Stored data:
↓↓↓

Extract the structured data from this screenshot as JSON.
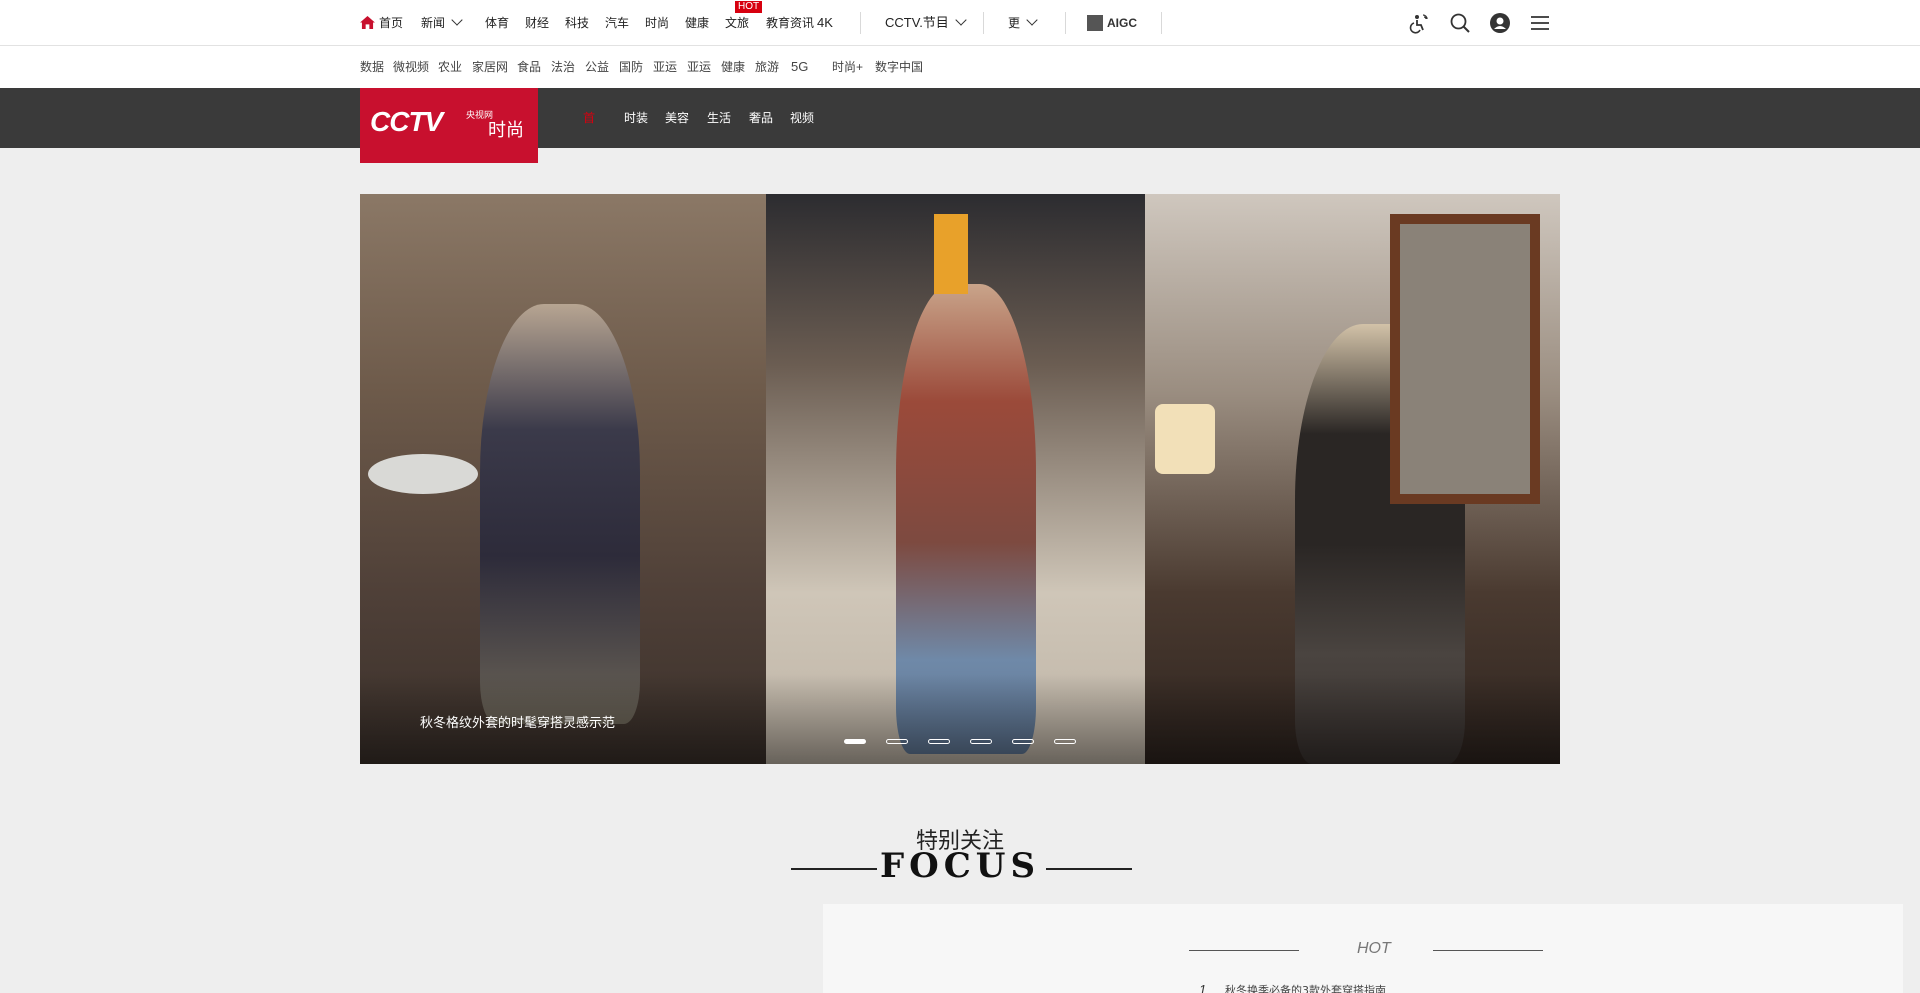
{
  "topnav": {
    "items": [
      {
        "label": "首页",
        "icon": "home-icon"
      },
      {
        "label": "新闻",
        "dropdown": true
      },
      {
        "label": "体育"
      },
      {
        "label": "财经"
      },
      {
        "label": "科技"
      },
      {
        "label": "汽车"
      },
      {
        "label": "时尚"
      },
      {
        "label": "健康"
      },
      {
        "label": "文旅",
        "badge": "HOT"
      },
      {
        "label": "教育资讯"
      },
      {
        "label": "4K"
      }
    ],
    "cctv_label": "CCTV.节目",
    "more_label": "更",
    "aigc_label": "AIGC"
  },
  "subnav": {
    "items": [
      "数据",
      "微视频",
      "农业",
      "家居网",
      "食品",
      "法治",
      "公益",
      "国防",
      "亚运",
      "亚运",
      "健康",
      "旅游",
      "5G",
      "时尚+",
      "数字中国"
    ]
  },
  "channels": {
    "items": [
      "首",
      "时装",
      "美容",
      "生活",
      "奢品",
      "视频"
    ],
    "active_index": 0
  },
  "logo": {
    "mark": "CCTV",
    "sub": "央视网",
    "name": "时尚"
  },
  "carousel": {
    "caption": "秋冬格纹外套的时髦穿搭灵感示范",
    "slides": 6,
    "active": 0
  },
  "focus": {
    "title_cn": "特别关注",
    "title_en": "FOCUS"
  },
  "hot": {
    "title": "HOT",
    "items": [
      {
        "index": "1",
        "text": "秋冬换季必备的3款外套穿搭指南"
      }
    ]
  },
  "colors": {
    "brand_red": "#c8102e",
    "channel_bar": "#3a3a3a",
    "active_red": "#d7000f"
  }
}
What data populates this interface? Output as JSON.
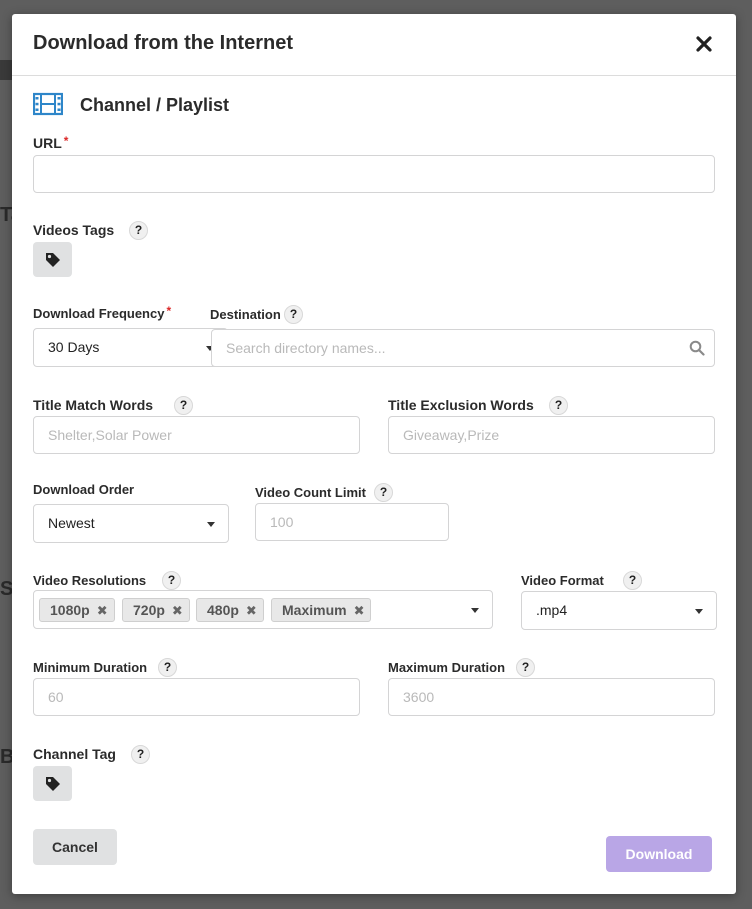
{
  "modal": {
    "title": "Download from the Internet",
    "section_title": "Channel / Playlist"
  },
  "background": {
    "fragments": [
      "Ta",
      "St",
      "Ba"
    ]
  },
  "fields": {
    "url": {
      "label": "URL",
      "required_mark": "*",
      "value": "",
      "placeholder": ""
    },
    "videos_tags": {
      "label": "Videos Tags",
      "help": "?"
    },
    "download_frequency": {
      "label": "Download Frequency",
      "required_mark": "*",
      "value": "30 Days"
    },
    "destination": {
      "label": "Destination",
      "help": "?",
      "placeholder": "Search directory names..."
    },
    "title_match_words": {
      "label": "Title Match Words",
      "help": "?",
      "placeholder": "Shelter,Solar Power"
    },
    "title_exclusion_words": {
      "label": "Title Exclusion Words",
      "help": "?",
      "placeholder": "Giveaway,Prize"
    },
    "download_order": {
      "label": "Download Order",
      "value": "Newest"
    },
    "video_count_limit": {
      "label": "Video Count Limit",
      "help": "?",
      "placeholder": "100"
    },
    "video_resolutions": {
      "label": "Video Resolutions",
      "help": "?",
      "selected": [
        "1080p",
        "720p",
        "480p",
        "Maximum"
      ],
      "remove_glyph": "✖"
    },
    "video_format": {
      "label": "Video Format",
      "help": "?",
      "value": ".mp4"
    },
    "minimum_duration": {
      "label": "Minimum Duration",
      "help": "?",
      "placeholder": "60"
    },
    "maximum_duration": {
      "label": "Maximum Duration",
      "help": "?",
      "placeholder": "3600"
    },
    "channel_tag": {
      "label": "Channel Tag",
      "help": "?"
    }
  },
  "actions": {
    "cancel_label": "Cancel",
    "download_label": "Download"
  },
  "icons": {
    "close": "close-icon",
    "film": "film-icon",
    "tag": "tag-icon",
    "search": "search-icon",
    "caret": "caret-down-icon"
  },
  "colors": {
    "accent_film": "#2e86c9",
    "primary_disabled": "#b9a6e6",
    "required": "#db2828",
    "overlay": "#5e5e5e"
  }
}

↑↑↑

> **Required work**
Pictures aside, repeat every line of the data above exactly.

> **Result below**
Extract the structured data from this screenshot as JSON.
{
  "topnav": {
    "items": [
      {
        "label": "首页",
        "icon": "home-icon"
      },
      {
        "label": "新闻",
        "dropdown": true
      },
      {
        "label": "体育"
      },
      {
        "label": "财经"
      },
      {
        "label": "科技"
      },
      {
        "label": "汽车"
      },
      {
        "label": "时尚"
      },
      {
        "label": "健康"
      },
      {
        "label": "文旅",
        "badge": "HOT"
      },
      {
        "label": "教育资讯"
      },
      {
        "label": "4K"
      }
    ],
    "cctv_label": "CCTV.节目",
    "more_label": "更",
    "aigc_label": "AIGC"
  },
  "subnav": {
    "items": [
      "数据",
      "微视频",
      "农业",
      "家居网",
      "食品",
      "法治",
      "公益",
      "国防",
      "亚运",
      "亚运",
      "健康",
      "旅游",
      "5G",
      "时尚+",
      "数字中国"
    ]
  },
  "channels": {
    "items": [
      "首",
      "时装",
      "美容",
      "生活",
      "奢品",
      "视频"
    ],
    "active_index": 0
  },
  "logo": {
    "mark": "CCTV",
    "sub": "央视网",
    "name": "时尚"
  },
  "carousel": {
    "caption": "秋冬格纹外套的时髦穿搭灵感示范",
    "slides": 6,
    "active": 0
  },
  "focus": {
    "title_cn": "特别关注",
    "title_en": "FOCUS"
  },
  "hot": {
    "title": "HOT",
    "items": [
      {
        "index": "1",
        "text": "秋冬换季必备的3款外套穿搭指南"
      }
    ]
  },
  "colors": {
    "brand_red": "#c8102e",
    "channel_bar": "#3a3a3a",
    "active_red": "#d7000f"
  }
}
What data populates this interface? Output as JSON.
{
  "modal": {
    "title": "Download from the Internet",
    "section_title": "Channel / Playlist"
  },
  "background": {
    "fragments": [
      "Ta",
      "St",
      "Ba"
    ]
  },
  "fields": {
    "url": {
      "label": "URL",
      "required_mark": "*",
      "value": "",
      "placeholder": ""
    },
    "videos_tags": {
      "label": "Videos Tags",
      "help": "?"
    },
    "download_frequency": {
      "label": "Download Frequency",
      "required_mark": "*",
      "value": "30 Days"
    },
    "destination": {
      "label": "Destination",
      "help": "?",
      "placeholder": "Search directory names..."
    },
    "title_match_words": {
      "label": "Title Match Words",
      "help": "?",
      "placeholder": "Shelter,Solar Power"
    },
    "title_exclusion_words": {
      "label": "Title Exclusion Words",
      "help": "?",
      "placeholder": "Giveaway,Prize"
    },
    "download_order": {
      "label": "Download Order",
      "value": "Newest"
    },
    "video_count_limit": {
      "label": "Video Count Limit",
      "help": "?",
      "placeholder": "100"
    },
    "video_resolutions": {
      "label": "Video Resolutions",
      "help": "?",
      "selected": [
        "1080p",
        "720p",
        "480p",
        "Maximum"
      ],
      "remove_glyph": "✖"
    },
    "video_format": {
      "label": "Video Format",
      "help": "?",
      "value": ".mp4"
    },
    "minimum_duration": {
      "label": "Minimum Duration",
      "help": "?",
      "placeholder": "60"
    },
    "maximum_duration": {
      "label": "Maximum Duration",
      "help": "?",
      "placeholder": "3600"
    },
    "channel_tag": {
      "label": "Channel Tag",
      "help": "?"
    }
  },
  "actions": {
    "cancel_label": "Cancel",
    "download_label": "Download"
  },
  "icons": {
    "close": "close-icon",
    "film": "film-icon",
    "tag": "tag-icon",
    "search": "search-icon",
    "caret": "caret-down-icon"
  },
  "colors": {
    "accent_film": "#2e86c9",
    "primary_disabled": "#b9a6e6",
    "required": "#db2828",
    "overlay": "#5e5e5e"
  }
}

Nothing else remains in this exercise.